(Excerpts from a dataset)
*-*-*

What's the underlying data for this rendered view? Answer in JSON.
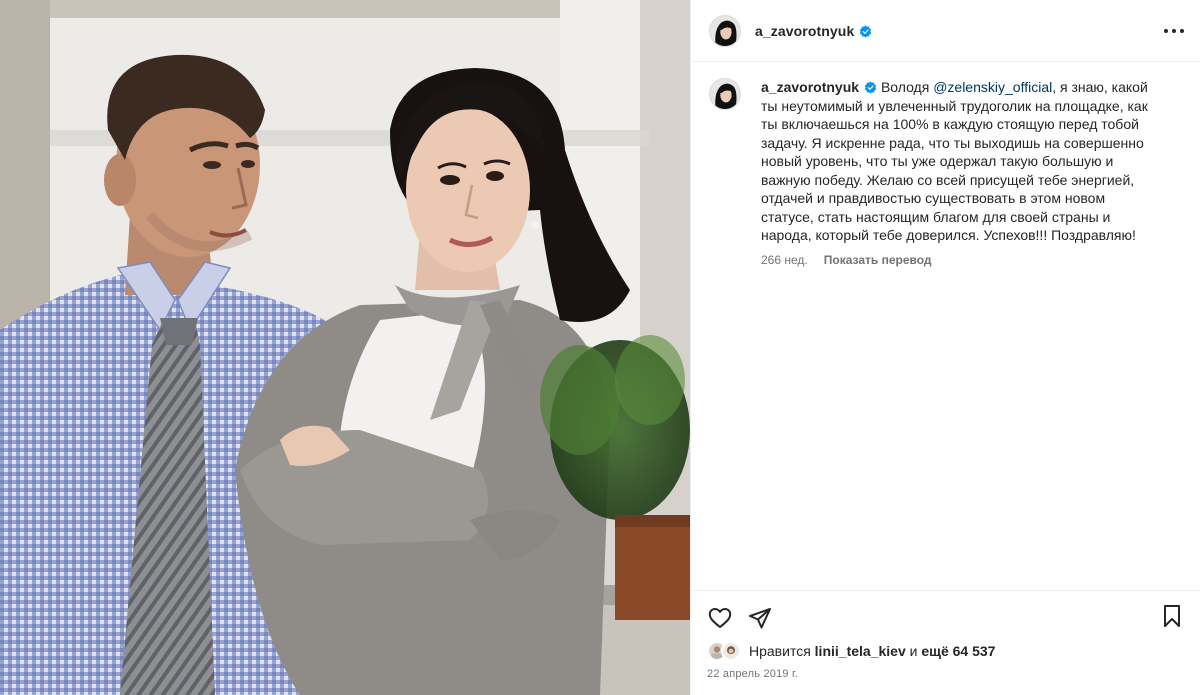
{
  "post": {
    "username": "a_zavorotnyuk",
    "verified": true,
    "caption": {
      "username": "a_zavorotnyuk",
      "text_before": "Володя ",
      "mention": "@zelenskiy_official",
      "text_after": ", я знаю, какой ты неутомимый и увлеченный трудоголик на площадке, как ты включаешься на 100% в каждую стоящую перед тобой задачу. Я искренне рада, что ты выходишь на совершенно новый уровень, что ты уже одержал такую большую и важную победу. Желаю со всей присущей тебе энергией, отдачей и правдивостью существовать в этом новом статусе, стать настоящим благом для своей страны и народа, который тебе доверился. Успехов!!! Поздравляю!",
      "age": "266 нед.",
      "translate_label": "Показать перевод"
    },
    "likes": {
      "prefix": "Нравится ",
      "user": "linii_tela_kiev",
      "middle": " и ",
      "count_text": "ещё 64 537"
    },
    "date": "22 апрель 2019 г."
  },
  "icons": {
    "more": "more-horizontal-icon",
    "like": "heart-outline-icon",
    "share": "paper-plane-icon",
    "save": "bookmark-icon",
    "verified": "verified-badge-icon"
  },
  "colors": {
    "text": "#262626",
    "secondary": "#737373",
    "mention": "#00376b",
    "verified": "#0095f6",
    "border": "#efefef"
  }
}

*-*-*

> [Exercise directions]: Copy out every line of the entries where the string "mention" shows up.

> [Result]:
      "mention": "@zelenskiy_official",
    "mention": "#00376b",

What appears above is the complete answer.